**Task requirements**. Below are some records; copy each line in them that contains "trophy".

**Records provided**.
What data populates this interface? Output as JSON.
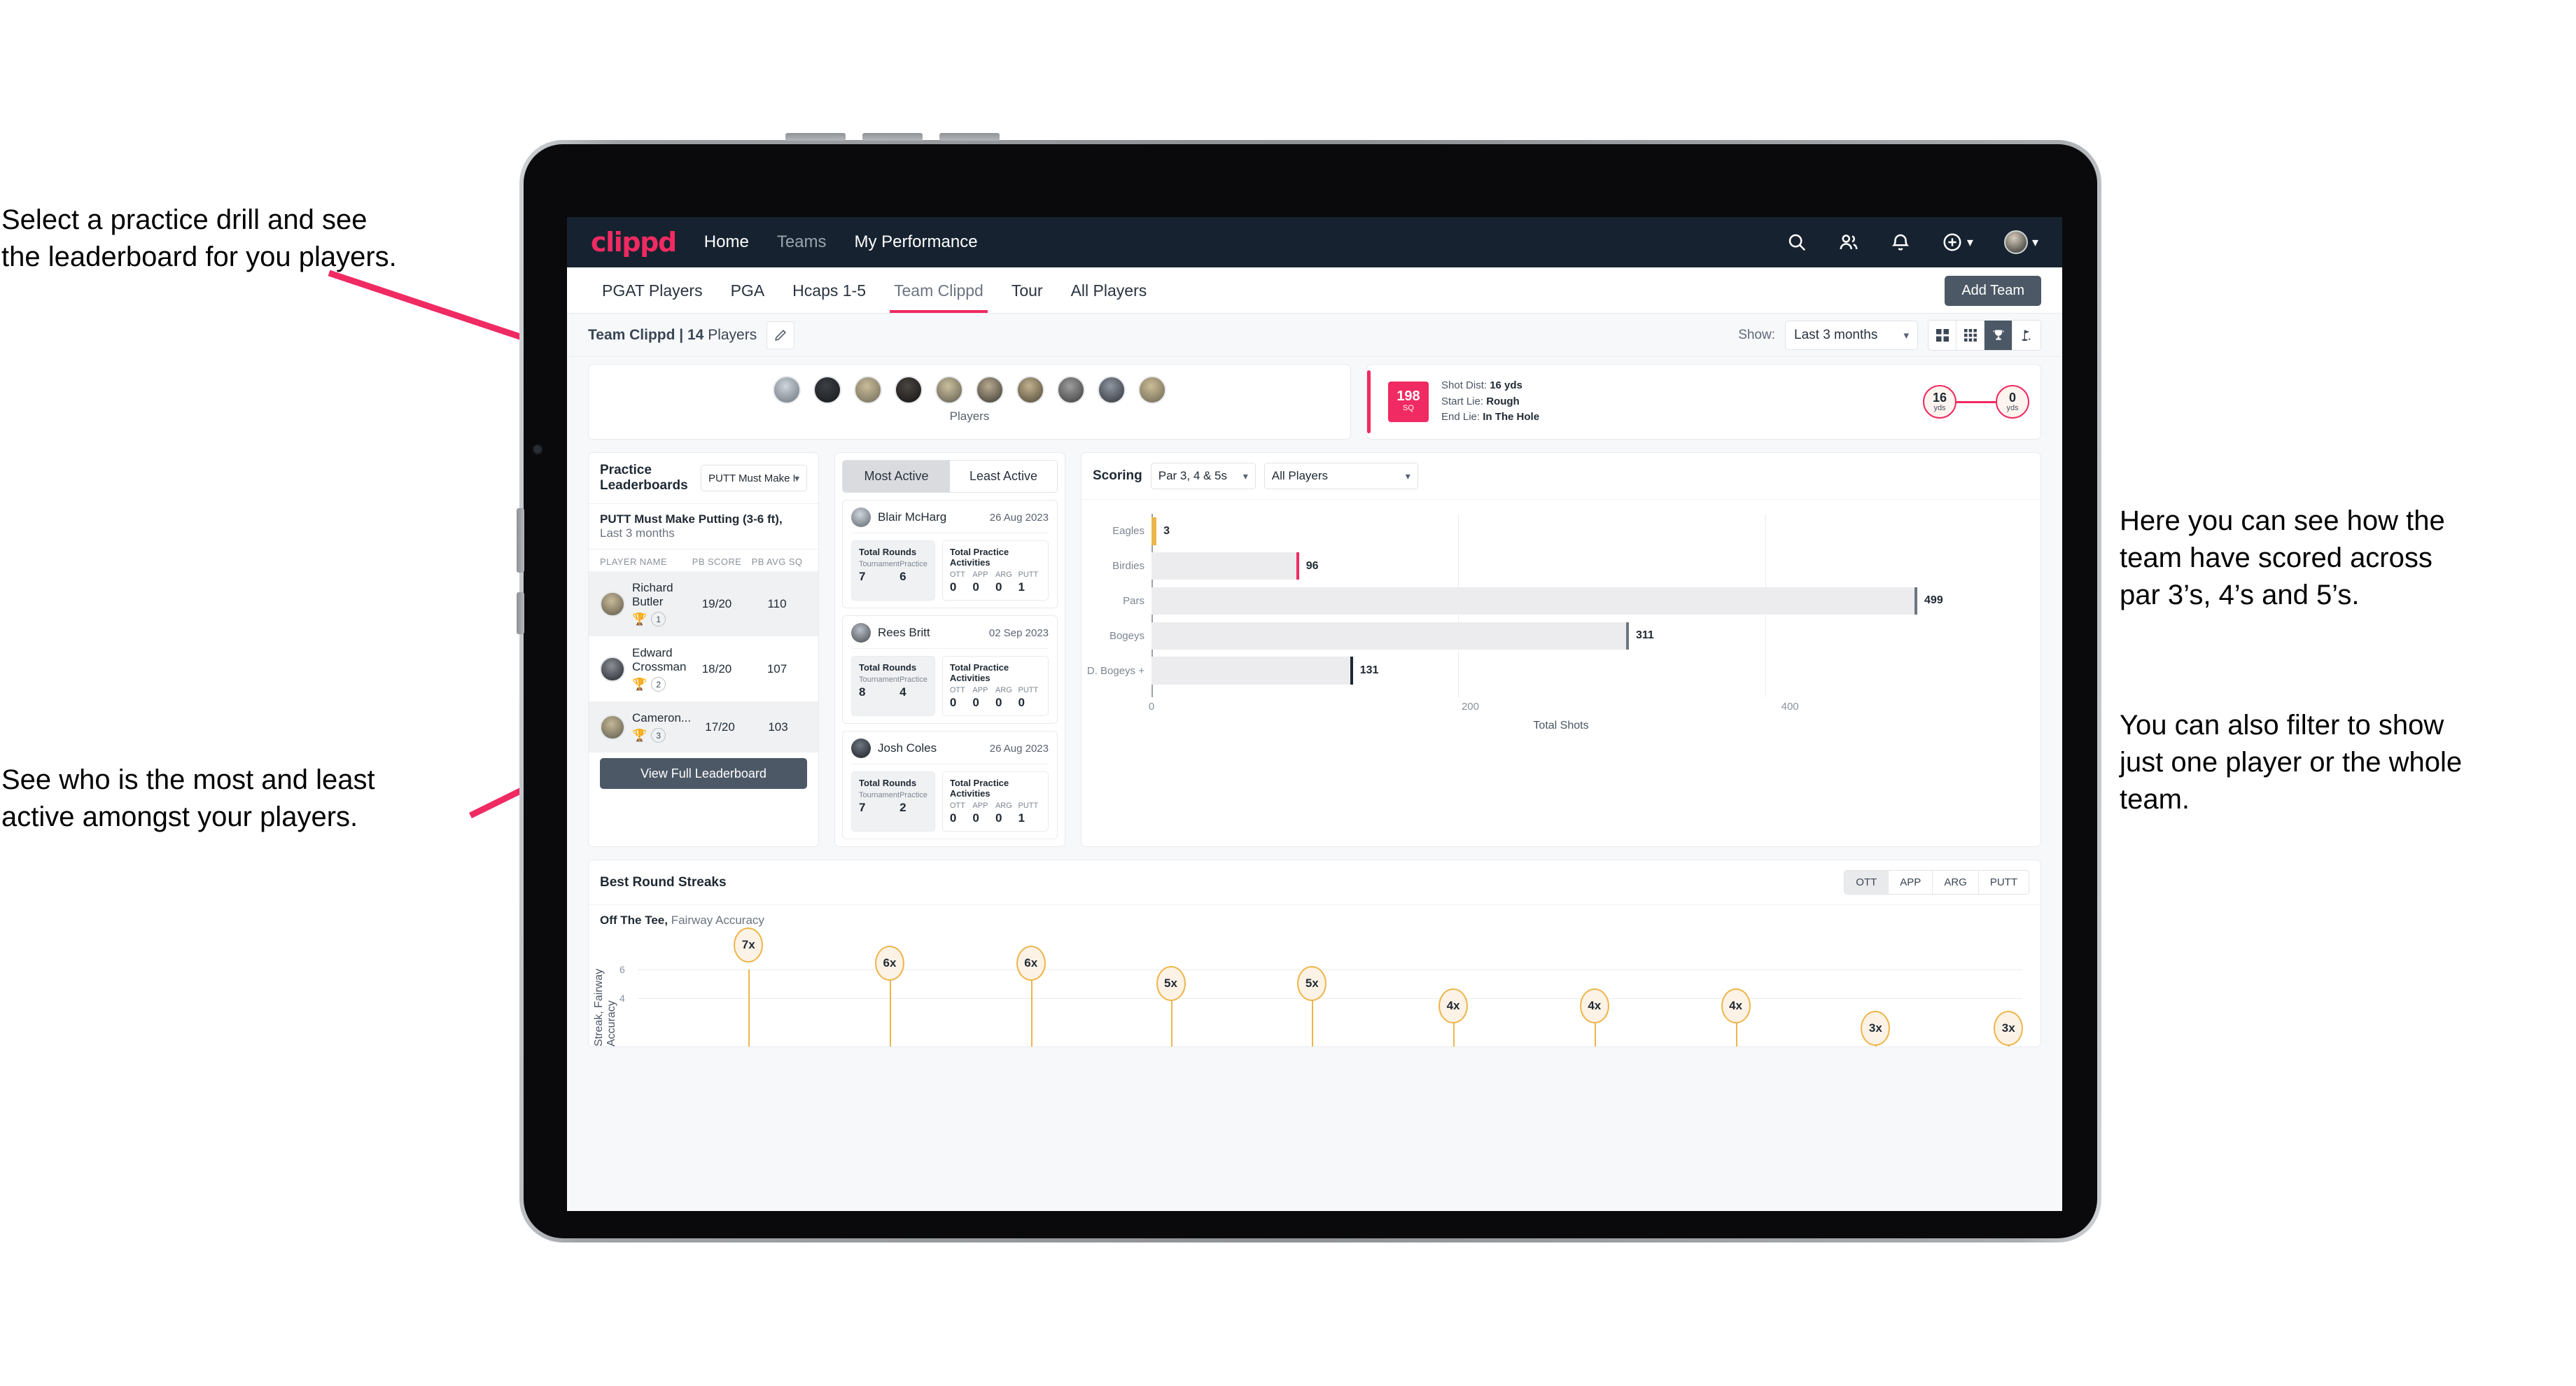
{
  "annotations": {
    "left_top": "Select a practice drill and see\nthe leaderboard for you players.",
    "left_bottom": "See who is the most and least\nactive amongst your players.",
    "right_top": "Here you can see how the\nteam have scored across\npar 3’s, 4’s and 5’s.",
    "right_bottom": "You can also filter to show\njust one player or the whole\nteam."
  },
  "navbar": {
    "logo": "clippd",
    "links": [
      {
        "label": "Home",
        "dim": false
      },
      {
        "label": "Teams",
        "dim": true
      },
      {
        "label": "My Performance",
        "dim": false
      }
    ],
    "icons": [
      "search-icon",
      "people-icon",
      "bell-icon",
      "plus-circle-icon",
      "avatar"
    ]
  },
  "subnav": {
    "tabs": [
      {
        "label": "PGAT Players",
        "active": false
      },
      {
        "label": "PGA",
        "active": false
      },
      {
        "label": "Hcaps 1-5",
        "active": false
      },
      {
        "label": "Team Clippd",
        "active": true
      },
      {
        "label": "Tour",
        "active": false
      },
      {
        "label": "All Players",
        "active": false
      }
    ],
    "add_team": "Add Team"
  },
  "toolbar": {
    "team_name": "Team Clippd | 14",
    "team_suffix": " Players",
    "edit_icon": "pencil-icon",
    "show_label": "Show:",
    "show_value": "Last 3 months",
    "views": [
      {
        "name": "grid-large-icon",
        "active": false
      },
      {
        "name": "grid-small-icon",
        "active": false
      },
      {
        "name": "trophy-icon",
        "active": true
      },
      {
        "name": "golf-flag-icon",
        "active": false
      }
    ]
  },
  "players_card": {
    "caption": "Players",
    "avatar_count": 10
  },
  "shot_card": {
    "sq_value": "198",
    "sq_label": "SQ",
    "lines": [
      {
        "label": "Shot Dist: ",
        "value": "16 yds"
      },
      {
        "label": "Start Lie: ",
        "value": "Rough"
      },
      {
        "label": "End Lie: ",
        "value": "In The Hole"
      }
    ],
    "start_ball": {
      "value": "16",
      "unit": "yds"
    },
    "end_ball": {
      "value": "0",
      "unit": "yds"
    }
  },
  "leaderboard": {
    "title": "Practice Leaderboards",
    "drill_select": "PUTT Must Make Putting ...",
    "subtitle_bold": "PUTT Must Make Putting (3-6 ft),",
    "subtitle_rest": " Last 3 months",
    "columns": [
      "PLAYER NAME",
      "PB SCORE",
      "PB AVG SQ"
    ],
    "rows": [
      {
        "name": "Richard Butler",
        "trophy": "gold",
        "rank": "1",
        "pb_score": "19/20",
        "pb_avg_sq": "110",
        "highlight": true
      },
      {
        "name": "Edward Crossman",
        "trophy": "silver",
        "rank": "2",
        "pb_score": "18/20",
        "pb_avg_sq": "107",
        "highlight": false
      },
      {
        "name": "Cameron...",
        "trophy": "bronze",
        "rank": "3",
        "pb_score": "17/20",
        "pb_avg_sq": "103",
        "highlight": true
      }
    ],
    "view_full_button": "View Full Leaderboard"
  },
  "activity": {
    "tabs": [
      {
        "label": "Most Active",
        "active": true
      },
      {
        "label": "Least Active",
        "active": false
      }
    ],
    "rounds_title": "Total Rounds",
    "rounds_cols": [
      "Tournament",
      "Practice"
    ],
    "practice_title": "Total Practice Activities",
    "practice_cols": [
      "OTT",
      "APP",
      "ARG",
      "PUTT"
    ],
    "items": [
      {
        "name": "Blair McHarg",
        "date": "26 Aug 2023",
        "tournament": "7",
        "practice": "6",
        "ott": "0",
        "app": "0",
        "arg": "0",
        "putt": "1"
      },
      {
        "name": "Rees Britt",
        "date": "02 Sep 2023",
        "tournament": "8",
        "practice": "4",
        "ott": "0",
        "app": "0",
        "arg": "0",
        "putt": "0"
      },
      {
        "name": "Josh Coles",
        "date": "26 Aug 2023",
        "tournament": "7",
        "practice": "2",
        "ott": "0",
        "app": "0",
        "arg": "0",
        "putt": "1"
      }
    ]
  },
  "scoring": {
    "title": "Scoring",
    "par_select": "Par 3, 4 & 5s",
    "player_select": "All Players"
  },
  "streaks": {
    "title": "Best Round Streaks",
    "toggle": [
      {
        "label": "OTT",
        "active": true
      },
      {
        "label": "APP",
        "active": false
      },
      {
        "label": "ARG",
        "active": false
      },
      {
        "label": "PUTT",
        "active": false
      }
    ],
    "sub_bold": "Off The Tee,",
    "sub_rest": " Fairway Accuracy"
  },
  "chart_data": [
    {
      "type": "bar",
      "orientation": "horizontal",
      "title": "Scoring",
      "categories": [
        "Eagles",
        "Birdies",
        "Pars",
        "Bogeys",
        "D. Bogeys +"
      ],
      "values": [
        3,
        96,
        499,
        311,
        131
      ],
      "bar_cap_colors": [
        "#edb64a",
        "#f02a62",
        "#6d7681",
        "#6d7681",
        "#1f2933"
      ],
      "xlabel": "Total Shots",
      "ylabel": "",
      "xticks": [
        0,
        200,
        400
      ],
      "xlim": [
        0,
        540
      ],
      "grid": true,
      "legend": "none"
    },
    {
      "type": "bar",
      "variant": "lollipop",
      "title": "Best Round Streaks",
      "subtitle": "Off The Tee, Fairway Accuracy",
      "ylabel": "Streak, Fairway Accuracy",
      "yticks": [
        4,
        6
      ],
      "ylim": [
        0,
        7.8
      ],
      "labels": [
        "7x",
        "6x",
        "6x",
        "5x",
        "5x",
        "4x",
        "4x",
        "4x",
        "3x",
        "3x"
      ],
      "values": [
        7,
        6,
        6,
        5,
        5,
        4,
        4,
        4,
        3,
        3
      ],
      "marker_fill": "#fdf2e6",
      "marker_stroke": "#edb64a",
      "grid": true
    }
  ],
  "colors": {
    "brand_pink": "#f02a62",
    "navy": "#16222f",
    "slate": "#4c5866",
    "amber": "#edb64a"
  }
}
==
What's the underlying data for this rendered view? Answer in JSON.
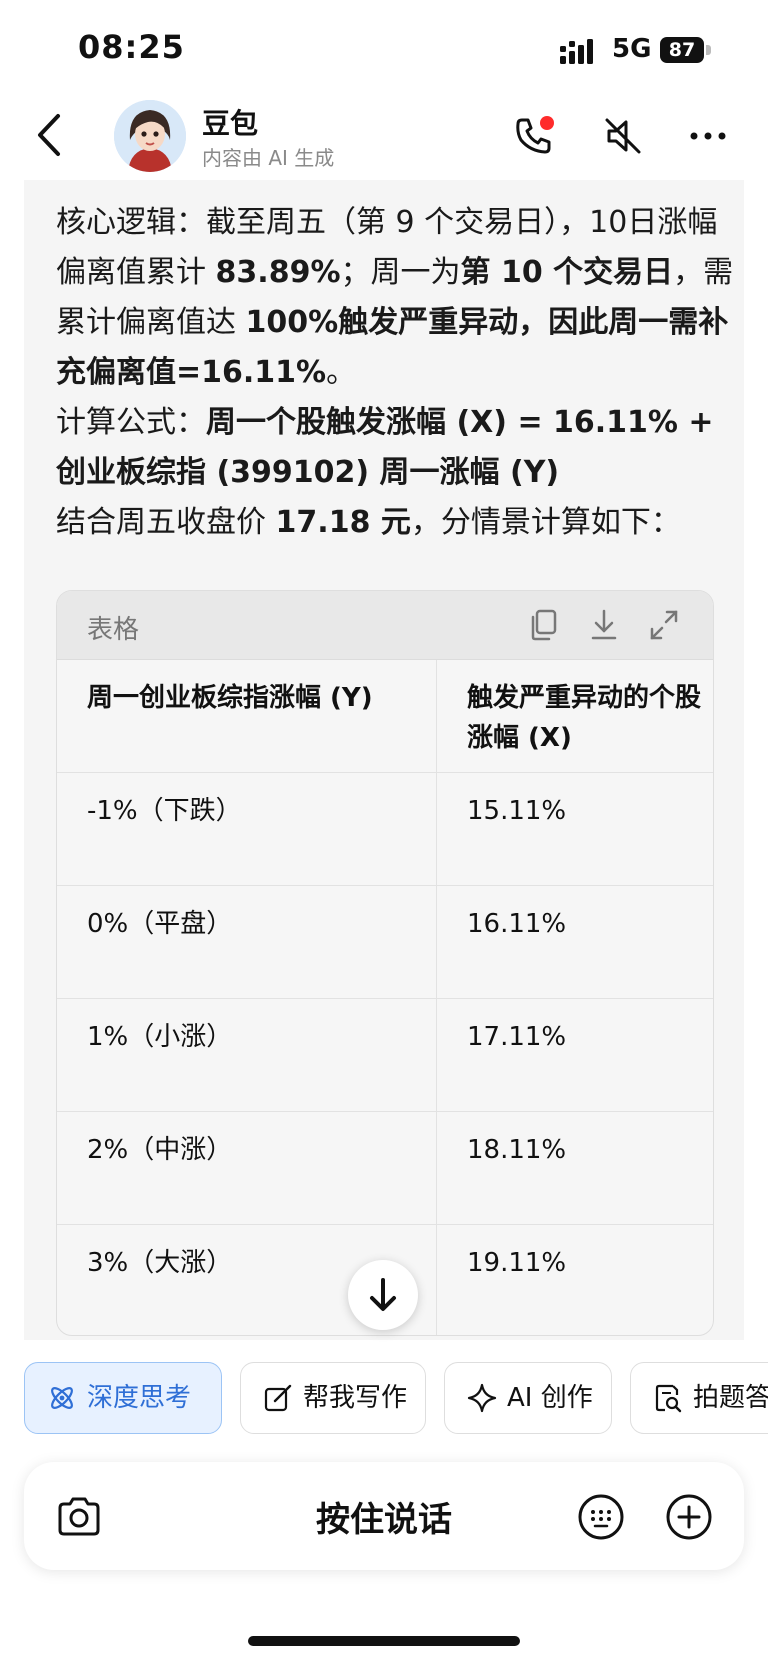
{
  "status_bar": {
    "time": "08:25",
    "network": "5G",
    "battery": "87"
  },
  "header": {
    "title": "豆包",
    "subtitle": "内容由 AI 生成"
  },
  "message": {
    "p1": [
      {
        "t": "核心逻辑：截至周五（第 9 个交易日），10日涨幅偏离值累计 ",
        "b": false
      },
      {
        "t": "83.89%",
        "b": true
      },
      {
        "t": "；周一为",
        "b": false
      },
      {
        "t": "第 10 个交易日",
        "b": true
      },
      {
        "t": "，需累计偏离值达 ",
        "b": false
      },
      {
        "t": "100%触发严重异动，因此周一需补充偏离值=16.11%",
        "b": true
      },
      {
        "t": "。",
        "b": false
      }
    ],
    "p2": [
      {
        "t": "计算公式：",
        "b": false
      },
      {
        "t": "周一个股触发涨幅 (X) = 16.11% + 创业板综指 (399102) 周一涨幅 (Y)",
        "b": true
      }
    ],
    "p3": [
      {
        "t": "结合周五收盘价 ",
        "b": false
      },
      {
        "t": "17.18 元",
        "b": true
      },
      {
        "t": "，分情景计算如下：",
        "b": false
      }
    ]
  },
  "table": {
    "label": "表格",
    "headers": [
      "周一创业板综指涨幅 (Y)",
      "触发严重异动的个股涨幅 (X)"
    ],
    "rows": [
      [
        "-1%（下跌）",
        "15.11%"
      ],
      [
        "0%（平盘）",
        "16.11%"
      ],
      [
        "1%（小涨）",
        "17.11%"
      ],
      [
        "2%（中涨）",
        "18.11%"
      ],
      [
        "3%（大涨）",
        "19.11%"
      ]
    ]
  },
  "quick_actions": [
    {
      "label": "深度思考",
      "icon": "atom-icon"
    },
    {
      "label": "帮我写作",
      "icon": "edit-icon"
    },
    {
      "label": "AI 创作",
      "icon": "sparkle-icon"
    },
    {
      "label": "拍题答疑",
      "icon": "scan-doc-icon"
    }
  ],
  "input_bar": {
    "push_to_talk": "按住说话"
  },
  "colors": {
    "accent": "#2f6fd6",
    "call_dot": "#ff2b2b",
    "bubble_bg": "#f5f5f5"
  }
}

**Answer to this task**.
        "name": "trophy-icon",
        "trophy": "gold",
        "trophy": "silver",
        "trophy": "bronze",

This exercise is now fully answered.